Gov’t Tax Collections Recede as POGOs Flee COVID-19 in the Philippines
The government’s tax collections from the Philippine Offshore Gaming Operators (POGOs) are declining as they close shops and leave the Philippines to escape its COVID-19 situation.
The Bureau of Internal Revenue (BIR) states that the collections of tax obligations from POGOs are still ongoing, but due to recent events, the collections were lower in comparison to those before the COVID-19 pandemic.
Deputy Commissioner Arnel SD. Gabulla states, “The issue is still the same, POGOs are closing down because they are afraid of COVID-19. Plenty of Chinese workers’ visas were canceled and they went back to China because there are plenty of positive cases in the Philippines.”
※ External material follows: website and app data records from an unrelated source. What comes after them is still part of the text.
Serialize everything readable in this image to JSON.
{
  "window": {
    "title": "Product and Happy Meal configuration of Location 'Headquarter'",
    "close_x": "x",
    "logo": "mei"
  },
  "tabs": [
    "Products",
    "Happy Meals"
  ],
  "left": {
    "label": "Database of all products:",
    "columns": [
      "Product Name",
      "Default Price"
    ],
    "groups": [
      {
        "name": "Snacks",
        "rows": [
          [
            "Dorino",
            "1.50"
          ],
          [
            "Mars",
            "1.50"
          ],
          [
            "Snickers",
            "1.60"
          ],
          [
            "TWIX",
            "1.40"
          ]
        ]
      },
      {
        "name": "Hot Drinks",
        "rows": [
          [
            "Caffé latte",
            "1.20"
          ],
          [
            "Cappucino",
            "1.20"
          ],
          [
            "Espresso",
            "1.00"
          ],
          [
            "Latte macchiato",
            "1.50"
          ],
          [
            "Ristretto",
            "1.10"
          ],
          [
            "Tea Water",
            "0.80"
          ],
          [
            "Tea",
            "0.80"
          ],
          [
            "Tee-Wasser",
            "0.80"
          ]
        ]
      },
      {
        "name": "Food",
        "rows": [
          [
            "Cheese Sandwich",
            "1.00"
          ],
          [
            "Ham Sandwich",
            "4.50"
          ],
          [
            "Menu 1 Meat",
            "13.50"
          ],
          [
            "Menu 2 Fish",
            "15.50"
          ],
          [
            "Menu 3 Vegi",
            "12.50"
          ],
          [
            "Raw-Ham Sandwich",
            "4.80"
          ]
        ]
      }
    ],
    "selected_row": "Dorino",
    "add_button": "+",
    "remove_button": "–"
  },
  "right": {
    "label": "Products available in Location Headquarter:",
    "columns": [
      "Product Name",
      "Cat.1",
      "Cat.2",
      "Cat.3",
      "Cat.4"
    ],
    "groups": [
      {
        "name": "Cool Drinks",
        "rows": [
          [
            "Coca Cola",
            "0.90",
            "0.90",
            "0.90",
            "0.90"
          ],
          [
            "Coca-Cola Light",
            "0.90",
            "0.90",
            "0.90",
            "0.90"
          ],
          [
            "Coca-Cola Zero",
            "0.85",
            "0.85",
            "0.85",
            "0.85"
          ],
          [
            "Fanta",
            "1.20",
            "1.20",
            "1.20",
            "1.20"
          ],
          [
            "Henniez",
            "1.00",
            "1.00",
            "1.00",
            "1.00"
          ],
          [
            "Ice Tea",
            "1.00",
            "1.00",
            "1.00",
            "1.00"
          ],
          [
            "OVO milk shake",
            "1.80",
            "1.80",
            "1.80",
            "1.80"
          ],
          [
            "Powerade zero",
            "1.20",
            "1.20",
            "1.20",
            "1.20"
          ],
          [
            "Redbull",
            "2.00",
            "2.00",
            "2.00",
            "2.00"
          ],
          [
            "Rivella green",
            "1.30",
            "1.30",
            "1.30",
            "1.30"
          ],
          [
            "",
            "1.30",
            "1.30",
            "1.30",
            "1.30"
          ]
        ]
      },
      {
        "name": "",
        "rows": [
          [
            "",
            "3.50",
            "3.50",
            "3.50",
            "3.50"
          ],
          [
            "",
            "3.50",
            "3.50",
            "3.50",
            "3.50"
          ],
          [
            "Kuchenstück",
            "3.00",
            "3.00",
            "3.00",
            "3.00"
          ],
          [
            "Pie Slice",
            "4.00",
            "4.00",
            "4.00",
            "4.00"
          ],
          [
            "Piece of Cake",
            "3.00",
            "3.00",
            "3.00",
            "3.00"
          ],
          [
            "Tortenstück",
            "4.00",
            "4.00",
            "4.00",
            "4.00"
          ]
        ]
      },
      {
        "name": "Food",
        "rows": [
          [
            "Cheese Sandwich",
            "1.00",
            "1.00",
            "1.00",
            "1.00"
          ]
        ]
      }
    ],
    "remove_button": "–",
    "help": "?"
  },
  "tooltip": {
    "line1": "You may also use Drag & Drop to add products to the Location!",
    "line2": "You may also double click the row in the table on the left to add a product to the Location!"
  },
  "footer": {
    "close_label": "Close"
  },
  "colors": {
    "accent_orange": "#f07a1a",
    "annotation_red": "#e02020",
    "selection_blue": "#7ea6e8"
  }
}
The Philippine Amusement and Gaming Corporation (PAGCOR), which regulates the POGO industry, has listed 55 registered operators as of September 8, which is lower from the previous list of 60 at the beginning of the year.
According to PAGCOR, among the listed registered operators, only 29 have been issued authorization to resume their operations as of September 8.
Gabulla also expressed that POGOs are also leaving the Philippines due to problems with taxation. In May, the BIR issued rules that required POGOs and their service providers to pay their taxes first before resuming their operations.
Revenue Commissioner Ceasar Dulay announced to PAGCOR back in July that, “POGO licensees or operators are not being assessed nor paying income tax and other taxes because the BIR’s RMC 102-2017 clearly states that in lieu of such taxes, they are only subject to the franchise tax.”
According to the latest data from PAGCOR, as of September 8, 99 accredited local gaming agents and service providers have been allowed to resume their operations.
Before the COVID-19 pandemic, there were up to 218 POGO service providers that employed approximately 150,000 people, most of whom were Chinese nationals.